This was my eighth time attending the Anime USA convention. My first experience with AUSA was during their final year in their Crystal City location (and was my 2nd convention that I ever went to) before moving to the present location at the Marriott Wardman Park hotel in Washington, DC. I’ve had a lot of fond memories during the years at AUSA so it really pains me to have to write what I’m about to discuss concerning the state of this convention.
This convention is in decline. It really comes as no surprise to anyone who has attended the con in the past few years. The halls have gotten less and less crowded with each passing year. Even with a minor reprieve in 2015 when they hosted the entire English voice cast of Cowboy Bebop (which was amazing!) which drew in some additional people, Anime USA has certainly hit hard times since then. This year I walked past the video game area during Saturday afternoon and saw almost half of the game console stations and arcade machines unoccupied. That just blew my mind as it’s usually hard to find an open machine during the peak convention hours (unless you’re MAGFest with its offering of hundreds if not thousands of machines).

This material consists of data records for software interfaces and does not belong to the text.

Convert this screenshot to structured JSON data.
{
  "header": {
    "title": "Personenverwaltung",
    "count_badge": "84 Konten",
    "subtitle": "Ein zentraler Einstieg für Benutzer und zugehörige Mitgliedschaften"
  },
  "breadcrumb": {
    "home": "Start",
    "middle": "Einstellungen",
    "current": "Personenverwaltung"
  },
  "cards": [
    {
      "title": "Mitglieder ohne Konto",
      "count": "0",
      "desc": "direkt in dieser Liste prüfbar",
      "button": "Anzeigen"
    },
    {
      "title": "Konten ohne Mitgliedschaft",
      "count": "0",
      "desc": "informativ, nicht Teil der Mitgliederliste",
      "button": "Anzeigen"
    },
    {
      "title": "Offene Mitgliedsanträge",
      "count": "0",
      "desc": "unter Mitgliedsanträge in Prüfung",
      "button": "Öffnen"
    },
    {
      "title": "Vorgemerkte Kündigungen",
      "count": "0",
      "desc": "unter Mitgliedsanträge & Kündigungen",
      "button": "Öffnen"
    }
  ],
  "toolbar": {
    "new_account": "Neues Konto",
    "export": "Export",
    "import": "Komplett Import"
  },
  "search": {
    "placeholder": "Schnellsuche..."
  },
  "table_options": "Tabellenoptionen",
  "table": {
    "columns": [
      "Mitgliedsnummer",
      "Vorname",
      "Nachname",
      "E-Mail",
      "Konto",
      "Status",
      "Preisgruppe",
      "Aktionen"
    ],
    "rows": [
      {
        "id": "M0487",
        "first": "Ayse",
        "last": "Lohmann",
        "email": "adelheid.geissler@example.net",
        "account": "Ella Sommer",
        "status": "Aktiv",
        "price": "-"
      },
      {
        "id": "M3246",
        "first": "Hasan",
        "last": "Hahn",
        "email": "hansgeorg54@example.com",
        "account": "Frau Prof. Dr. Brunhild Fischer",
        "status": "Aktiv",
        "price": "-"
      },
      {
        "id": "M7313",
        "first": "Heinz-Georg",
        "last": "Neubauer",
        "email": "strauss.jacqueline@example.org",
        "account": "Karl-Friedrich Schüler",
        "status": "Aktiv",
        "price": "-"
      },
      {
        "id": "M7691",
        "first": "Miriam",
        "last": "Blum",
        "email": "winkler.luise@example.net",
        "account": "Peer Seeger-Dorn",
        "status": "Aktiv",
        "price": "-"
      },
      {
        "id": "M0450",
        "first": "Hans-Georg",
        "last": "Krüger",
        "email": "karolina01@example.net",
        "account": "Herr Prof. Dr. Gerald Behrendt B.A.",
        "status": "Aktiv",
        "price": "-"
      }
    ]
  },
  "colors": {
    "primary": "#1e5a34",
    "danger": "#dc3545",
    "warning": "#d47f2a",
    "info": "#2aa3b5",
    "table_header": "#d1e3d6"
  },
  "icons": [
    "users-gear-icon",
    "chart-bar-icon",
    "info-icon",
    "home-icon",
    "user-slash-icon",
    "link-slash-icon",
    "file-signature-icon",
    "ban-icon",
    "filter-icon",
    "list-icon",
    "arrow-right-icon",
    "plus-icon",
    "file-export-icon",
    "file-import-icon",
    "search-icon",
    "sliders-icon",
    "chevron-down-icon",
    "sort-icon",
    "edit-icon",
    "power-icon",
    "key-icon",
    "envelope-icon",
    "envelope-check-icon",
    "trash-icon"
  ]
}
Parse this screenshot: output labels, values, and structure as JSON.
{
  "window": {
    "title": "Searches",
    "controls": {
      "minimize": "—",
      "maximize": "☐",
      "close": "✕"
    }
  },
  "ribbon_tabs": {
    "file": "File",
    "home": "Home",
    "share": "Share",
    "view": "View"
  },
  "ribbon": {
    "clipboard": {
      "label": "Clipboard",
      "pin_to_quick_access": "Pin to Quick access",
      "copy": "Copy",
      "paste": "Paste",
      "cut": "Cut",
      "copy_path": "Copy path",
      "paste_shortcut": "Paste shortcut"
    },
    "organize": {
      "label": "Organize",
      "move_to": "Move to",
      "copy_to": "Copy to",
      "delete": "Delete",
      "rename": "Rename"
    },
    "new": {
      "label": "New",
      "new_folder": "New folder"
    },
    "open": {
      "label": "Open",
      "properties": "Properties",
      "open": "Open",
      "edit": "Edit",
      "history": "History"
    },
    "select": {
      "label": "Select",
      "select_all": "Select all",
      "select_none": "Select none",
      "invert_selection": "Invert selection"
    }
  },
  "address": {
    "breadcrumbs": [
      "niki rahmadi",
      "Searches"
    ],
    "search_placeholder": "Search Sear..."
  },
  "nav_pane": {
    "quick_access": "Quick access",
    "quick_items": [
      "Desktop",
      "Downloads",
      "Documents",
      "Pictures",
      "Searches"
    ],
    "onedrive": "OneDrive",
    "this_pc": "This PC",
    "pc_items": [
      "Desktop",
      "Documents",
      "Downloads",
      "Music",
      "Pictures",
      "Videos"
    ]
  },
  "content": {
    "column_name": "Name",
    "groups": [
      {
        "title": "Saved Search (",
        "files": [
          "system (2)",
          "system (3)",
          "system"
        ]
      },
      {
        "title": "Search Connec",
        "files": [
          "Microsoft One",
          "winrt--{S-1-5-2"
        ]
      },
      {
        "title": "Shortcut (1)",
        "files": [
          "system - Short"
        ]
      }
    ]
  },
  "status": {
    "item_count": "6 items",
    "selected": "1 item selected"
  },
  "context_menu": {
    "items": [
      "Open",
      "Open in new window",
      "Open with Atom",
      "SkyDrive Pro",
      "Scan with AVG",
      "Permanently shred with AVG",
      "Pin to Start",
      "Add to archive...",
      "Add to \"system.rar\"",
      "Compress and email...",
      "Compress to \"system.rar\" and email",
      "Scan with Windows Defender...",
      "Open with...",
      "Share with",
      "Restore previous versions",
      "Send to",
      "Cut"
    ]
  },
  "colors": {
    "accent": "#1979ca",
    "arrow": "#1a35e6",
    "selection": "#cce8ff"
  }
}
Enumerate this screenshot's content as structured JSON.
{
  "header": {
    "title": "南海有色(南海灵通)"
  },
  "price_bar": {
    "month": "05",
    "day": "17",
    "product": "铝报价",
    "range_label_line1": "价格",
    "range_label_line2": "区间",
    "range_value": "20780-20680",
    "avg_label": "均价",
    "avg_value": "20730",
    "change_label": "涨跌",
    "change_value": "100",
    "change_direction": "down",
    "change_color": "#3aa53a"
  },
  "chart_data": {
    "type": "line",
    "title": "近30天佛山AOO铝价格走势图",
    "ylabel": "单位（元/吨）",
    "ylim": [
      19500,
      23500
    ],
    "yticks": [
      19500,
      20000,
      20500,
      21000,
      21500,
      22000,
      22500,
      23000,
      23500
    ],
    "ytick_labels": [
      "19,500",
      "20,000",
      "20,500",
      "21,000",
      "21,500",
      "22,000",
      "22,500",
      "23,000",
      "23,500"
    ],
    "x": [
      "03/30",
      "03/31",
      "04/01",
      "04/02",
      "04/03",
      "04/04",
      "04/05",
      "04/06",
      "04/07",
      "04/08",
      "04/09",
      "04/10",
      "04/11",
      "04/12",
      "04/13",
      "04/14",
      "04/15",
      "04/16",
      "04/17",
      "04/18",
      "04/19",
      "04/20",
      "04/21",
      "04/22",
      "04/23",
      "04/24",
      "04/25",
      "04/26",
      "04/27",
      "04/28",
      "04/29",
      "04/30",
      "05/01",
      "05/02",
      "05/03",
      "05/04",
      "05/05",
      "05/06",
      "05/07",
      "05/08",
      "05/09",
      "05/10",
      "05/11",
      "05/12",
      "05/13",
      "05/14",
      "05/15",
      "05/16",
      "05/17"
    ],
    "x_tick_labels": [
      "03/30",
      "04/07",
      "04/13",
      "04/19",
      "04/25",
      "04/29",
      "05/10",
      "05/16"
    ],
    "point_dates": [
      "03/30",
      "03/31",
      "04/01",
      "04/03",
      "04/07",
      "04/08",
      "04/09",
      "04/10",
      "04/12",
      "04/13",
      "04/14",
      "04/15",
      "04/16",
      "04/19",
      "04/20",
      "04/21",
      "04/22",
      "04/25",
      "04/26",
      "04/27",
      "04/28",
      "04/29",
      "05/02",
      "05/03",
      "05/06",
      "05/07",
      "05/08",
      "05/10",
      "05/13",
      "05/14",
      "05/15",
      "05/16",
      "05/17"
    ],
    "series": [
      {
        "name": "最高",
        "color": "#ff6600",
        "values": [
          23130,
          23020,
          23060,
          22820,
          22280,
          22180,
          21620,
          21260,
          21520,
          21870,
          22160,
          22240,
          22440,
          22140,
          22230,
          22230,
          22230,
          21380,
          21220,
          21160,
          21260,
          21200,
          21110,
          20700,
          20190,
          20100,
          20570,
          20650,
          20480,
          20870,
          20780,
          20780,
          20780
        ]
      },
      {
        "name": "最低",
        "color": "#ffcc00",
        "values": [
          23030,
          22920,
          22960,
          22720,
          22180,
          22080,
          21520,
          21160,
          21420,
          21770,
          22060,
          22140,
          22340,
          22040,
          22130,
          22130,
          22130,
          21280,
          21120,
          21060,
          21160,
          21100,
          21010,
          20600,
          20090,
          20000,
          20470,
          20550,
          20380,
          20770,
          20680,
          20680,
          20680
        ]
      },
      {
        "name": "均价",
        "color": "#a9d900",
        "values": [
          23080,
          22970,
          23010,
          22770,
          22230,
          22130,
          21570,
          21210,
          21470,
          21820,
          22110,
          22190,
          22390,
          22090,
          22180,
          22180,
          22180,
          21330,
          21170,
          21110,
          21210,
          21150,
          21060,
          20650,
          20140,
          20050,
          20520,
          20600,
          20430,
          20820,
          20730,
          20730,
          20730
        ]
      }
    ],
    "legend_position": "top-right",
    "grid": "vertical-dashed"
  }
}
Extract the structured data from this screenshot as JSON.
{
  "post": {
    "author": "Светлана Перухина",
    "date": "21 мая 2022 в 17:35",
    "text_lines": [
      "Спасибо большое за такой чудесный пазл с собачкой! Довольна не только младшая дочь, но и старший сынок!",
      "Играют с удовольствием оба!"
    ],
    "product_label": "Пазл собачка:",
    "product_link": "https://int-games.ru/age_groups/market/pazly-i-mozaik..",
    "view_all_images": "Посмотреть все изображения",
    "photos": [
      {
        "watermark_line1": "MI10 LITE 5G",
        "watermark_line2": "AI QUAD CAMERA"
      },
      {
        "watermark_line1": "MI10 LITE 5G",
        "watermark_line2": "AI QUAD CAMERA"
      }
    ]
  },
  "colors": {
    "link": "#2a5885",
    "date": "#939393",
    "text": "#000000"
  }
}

I think the first hint that I saw of economic trouble was in 2016 when they not only did not include a souvenir program book when you picked up your badge at registration, they tried to make a little money off of it by making you buy the book at the merchandise table instead. The program book came back the following year but this year they only gave out a small pamphlet which had the printed schedule. In addition, AUSA has not been renting out the grand ballroom and its surrounding rooms on the upper floor these past two years and simply made do with having the main events within the smaller rooms.
And then this year was also plagued by controversy which I observed via their social media outlets. From accusations of staff discrimination to more recently with the way they treated their long-time partners in Cosplay Burlesque, it’s a little unsettling if these accusations are true. It certainly doesn’t help AUSA’s case in trying to improve their attendance numbers. In addition, I also know that there are a lot of photographers and cosplayers who just come to AUSA to take photos and to hang out with friends and don’t even bother purchasing a membership badge so that doesn’t help their cause either.
Anime USA is certainly trying to turn this shipwreck around. One of the only positive bright spots that I can think of is the Idol Showcase that they’ve ran these past two years which has allowed idol groups both local and from around the country to get on stage and perform their routines. I have to give credit where credit is due in saying that this has been a wonderful idea and I hope that they continue to do so in the future (although it would be nice if they could post a schedule of the performers so people know what groups have been invited to perform and when).
This year they also branched out to invite legendary American cartoon and animation voice actors like John Ratzenberger and Jim Cummings. Unfortunately this hasn’t been the boon that AUSA may have been hoping for. I went to Mr. Ratzenberger’s Q&A panel on Saturday afternoon and there was maybe a dozen people in total in the audience. I felt really bad for Mr. Ratzenberger who definitely deserved much better than that. I also went to Mr. Cummings’ panel later that afternoon which had a bigger crowd but was still what I would consider to be rather small for someone as well known and prolific as Jim Cummings. I sincerely hope that both of them had a good time this weekend and are not leaving with a sense of discouragement from accepting any future invitations to attend an anime convention (I don’t remember about John Ratzenberger, but I do remember that they did announce that this was Jim Cummings’ first time attending an anime convention).
If my math is correct, this year’s Anime USA was my 48th convention that I’ve attended since I first started going to conventions in 2011. This may be the first time that I’ve ever attended a convention and came out without taking a single cosplay photo. Part of this was my fault as I did see a few cosplays that I wanted to take a picture of (like an awesome Macrophage who even had a wicked sword/cleaver thing) but didn’t ask for a photo since each of the cosplayers at the time seemed like they were busy and so I didn’t want to disturb them. Although, in recent years I’ve focused less on taking photos of cosplayers that I see in the hallways and instead have focused almost exclusively towards taking photos at cosplay photoshoot gatherings. The meetup situation at Anime USA however has not been conducive for photoshoot gatherings as they are simply randomly assigned times (like midnight!) for fandoms to meet up without designating anyone to organize or lead the meetup which basically just resulted in people standing around confused as to what to do.
There are a lot of conventions that I essentially automatically make a yearly pilgrimage to (like Otakon and Katsucon), however I have to accept the reality that AUSA is no longer one of those conventions. I really do no harbor any ill will towards Anime USA or have any desire for them to shut down. I am also not swearing off on ever attending Anime USA again, I could very well go next year, but it will depend heavily on the guests that they end up inviting. I sincerely hope that Anime USA will find a way to turn things around and right the ship, but as they say once you lose someone’s trust it is hard to regain it.